**YOUR TASK:**
Below is a block of records; return all of them exactly, but without the images.

(SUPPLIED DATA Opens)

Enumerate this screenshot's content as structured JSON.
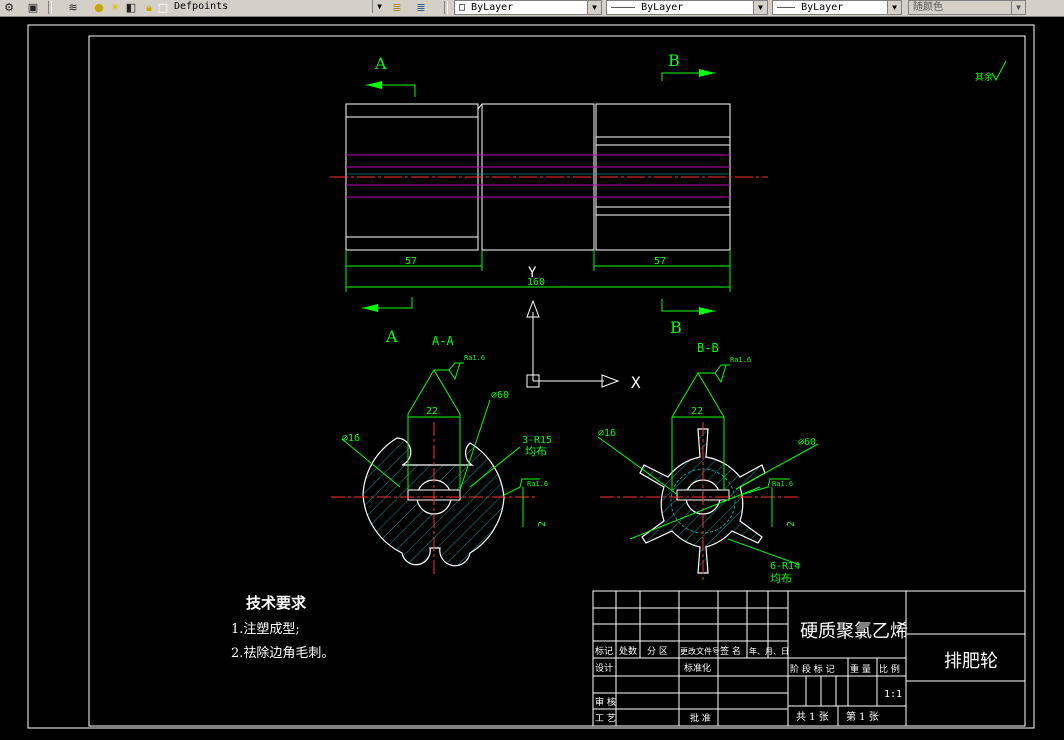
{
  "toolbar": {
    "layer_name": "Defpoints",
    "color": "ByLayer",
    "linetype": "ByLayer",
    "lineweight": "ByLayer",
    "plotstyle": "随颜色"
  },
  "drawing": {
    "section_a_top": "A",
    "section_b_top": "B",
    "section_a_bottom": "A",
    "section_b_bottom": "B",
    "roughness_corner": "其余",
    "dim_left": "57",
    "dim_right": "57",
    "dim_total": "160",
    "ucs_x": "X",
    "ucs_y": "Y",
    "view_aa": {
      "title": "A-A",
      "rough": "Ra1.6",
      "width": "22",
      "dia_outer": "⌀60",
      "dia_inner": "⌀16",
      "radius_note": "3-R15",
      "radius_note2": "均布",
      "rough2": "Ra1.6",
      "depth": "2"
    },
    "view_bb": {
      "title": "B-B",
      "rough": "Ra1.6",
      "width": "22",
      "dia_inner": "⌀16",
      "dia_outer": "⌀60",
      "rough2": "Ra1.6",
      "depth": "2",
      "radius_note": "6-R14",
      "radius_note2": "均布"
    },
    "tech_title": "技术要求",
    "tech_items": [
      "1.注塑成型;",
      "2.祛除边角毛刺。"
    ]
  },
  "title_block": {
    "material": "硬质聚氯乙烯",
    "part_name": "排肥轮",
    "h_mark": "标记",
    "h_count": "处数",
    "h_zone": "分 区",
    "h_docno": "更改文件号",
    "h_sign": "签 名",
    "h_date": "年、月、日",
    "design": "设计",
    "standardize": "标准化",
    "stage_mark": "阶 段 标 记",
    "weight": "重 量",
    "scale_label": "比 例",
    "scale": "1:1",
    "review": "审 核",
    "process": "工 艺",
    "approve": "批 准",
    "total_sheets": "共 1 张",
    "sheet_no": "第 1 张"
  }
}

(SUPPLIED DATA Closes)

**REPLY TO THE EXERCISE:**
Enumerate this screenshot's content as structured JSON.
{
  "toolbar": {
    "layer_name": "Defpoints",
    "color": "ByLayer",
    "linetype": "ByLayer",
    "lineweight": "ByLayer",
    "plotstyle": "随颜色"
  },
  "drawing": {
    "section_a_top": "A",
    "section_b_top": "B",
    "section_a_bottom": "A",
    "section_b_bottom": "B",
    "roughness_corner": "其余",
    "dim_left": "57",
    "dim_right": "57",
    "dim_total": "160",
    "ucs_x": "X",
    "ucs_y": "Y",
    "view_aa": {
      "title": "A-A",
      "rough": "Ra1.6",
      "width": "22",
      "dia_outer": "⌀60",
      "dia_inner": "⌀16",
      "radius_note": "3-R15",
      "radius_note2": "均布",
      "rough2": "Ra1.6",
      "depth": "2"
    },
    "view_bb": {
      "title": "B-B",
      "rough": "Ra1.6",
      "width": "22",
      "dia_inner": "⌀16",
      "dia_outer": "⌀60",
      "rough2": "Ra1.6",
      "depth": "2",
      "radius_note": "6-R14",
      "radius_note2": "均布"
    },
    "tech_title": "技术要求",
    "tech_items": [
      "1.注塑成型;",
      "2.祛除边角毛刺。"
    ]
  },
  "title_block": {
    "material": "硬质聚氯乙烯",
    "part_name": "排肥轮",
    "h_mark": "标记",
    "h_count": "处数",
    "h_zone": "分 区",
    "h_docno": "更改文件号",
    "h_sign": "签 名",
    "h_date": "年、月、日",
    "design": "设计",
    "standardize": "标准化",
    "stage_mark": "阶 段 标 记",
    "weight": "重 量",
    "scale_label": "比 例",
    "scale": "1:1",
    "review": "审 核",
    "process": "工 艺",
    "approve": "批 准",
    "total_sheets": "共 1 张",
    "sheet_no": "第 1 张"
  }
}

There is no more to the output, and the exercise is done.